Part eaten: leaf. Height: 1-3 ft. Spring and fall.
Garlic mustard is my very favorite foraged green often replacing lettuce, kale, and other leafy vegetables in my diet. You can find it growing abundantly along wood edges, trails, and roadsides. This wild weed is considered by many to be an invasive species because it is not indigenous to North America and has root systems that interfere with some native plants. The best revenge? Eat it! Identify Garlic Mustard, which does not have any poisonous look-alikes, by it's palm-size heart-shaped leaves and by it's garlicky smell when you tear the leaf and rub it between your fingers. To harvest, simply pinch off the leaves from the stem with a sharp thumbnail. Although it's not actually a member of the garlic family, Alliaria's pungent taste is great in stir-fries, torn and tossed into salads, and as a basil substitute in pesto. Below is one of my favorite ways to use this lovely plant ally!
Garlic Mustard Pesto
4 cloves of garlic
3 cups garlic mustard leaves, gently rinsed
1-1/2 cup low-sodium olives
2 cups walnuts or pine nuts
1/2 cup mellow miso paste
1-1/4 cups olive oil or as needed
In a food processor combine the garlic, garlic mustard leaves, and olives. When those are blended nicely, add in the nuts and continue to mix. Pour in the olive oil, spoon in the miso paste, and process until you've created a smooth and spreadable pesto texture. This recipe will make about 3 delicious cups!
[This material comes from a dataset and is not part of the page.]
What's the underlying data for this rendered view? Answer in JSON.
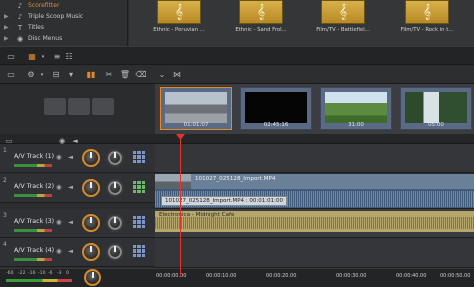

As always, take care to practice the ethics of foraging by not harvesting more than 10% of the plant colonies, and never harvest more than what you'll use. For safety, it's best to have an experienced forager help you positively identify all plants before you set about gathering and eating them.